→ **YOUR TASK**
Nothing but a full, exact copy of the data is needed.

→ **Extracted records**
•••••

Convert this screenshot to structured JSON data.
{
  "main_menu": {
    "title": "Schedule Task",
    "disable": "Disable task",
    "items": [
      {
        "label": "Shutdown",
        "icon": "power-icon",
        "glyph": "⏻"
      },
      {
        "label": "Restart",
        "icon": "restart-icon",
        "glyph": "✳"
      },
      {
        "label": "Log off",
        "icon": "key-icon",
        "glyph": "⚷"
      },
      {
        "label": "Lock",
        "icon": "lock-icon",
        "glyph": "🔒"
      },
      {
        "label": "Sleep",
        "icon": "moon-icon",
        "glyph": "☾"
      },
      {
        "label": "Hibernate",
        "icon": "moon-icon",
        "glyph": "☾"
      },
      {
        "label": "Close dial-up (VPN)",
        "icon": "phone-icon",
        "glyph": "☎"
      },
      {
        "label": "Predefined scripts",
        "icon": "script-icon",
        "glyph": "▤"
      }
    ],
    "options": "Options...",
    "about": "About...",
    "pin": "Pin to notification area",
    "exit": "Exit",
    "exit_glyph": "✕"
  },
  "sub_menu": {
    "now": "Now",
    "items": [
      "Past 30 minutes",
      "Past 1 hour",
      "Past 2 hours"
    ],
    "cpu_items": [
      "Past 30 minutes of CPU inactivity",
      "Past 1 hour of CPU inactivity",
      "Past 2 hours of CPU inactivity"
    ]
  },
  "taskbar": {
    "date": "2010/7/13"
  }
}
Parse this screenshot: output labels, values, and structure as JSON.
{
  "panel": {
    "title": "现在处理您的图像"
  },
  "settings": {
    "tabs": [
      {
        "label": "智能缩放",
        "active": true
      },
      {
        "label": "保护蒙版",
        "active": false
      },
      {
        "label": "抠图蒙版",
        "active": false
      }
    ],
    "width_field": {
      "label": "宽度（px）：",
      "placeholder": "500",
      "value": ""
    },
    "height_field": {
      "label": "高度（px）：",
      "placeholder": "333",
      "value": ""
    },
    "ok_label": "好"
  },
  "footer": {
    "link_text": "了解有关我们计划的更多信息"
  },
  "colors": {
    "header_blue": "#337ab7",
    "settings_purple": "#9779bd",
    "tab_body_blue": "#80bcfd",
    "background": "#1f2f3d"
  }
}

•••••

→ **TASK RESPONSE**
Convert this screenshot to structured JSON data.
{
  "main_menu": {
    "title": "Schedule Task",
    "disable": "Disable task",
    "items": [
      {
        "label": "Shutdown",
        "icon": "power-icon",
        "glyph": "⏻"
      },
      {
        "label": "Restart",
        "icon": "restart-icon",
        "glyph": "✳"
      },
      {
        "label": "Log off",
        "icon": "key-icon",
        "glyph": "⚷"
      },
      {
        "label": "Lock",
        "icon": "lock-icon",
        "glyph": "🔒"
      },
      {
        "label": "Sleep",
        "icon": "moon-icon",
        "glyph": "☾"
      },
      {
        "label": "Hibernate",
        "icon": "moon-icon",
        "glyph": "☾"
      },
      {
        "label": "Close dial-up (VPN)",
        "icon": "phone-icon",
        "glyph": "☎"
      },
      {
        "label": "Predefined scripts",
        "icon": "script-icon",
        "glyph": "▤"
      }
    ],
    "options": "Options...",
    "about": "About...",
    "pin": "Pin to notification area",
    "exit": "Exit",
    "exit_glyph": "✕"
  },
  "sub_menu": {
    "now": "Now",
    "items": [
      "Past 30 minutes",
      "Past 1 hour",
      "Past 2 hours"
    ],
    "cpu_items": [
      "Past 30 minutes of CPU inactivity",
      "Past 1 hour of CPU inactivity",
      "Past 2 hours of CPU inactivity"
    ]
  },
  "taskbar": {
    "date": "2010/7/13"
  }
}
Parse this screenshot: output labels, values, and structure as JSON.
{
  "panel": {
    "title": "现在处理您的图像"
  },
  "settings": {
    "tabs": [
      {
        "label": "智能缩放",
        "active": true
      },
      {
        "label": "保护蒙版",
        "active": false
      },
      {
        "label": "抠图蒙版",
        "active": false
      }
    ],
    "width_field": {
      "label": "宽度（px）：",
      "placeholder": "500",
      "value": ""
    },
    "height_field": {
      "label": "高度（px）：",
      "placeholder": "333",
      "value": ""
    },
    "ok_label": "好"
  },
  "footer": {
    "link_text": "了解有关我们计划的更多信息"
  },
  "colors": {
    "header_blue": "#337ab7",
    "settings_purple": "#9779bd",
    "tab_body_blue": "#80bcfd",
    "background": "#1f2f3d"
  }
}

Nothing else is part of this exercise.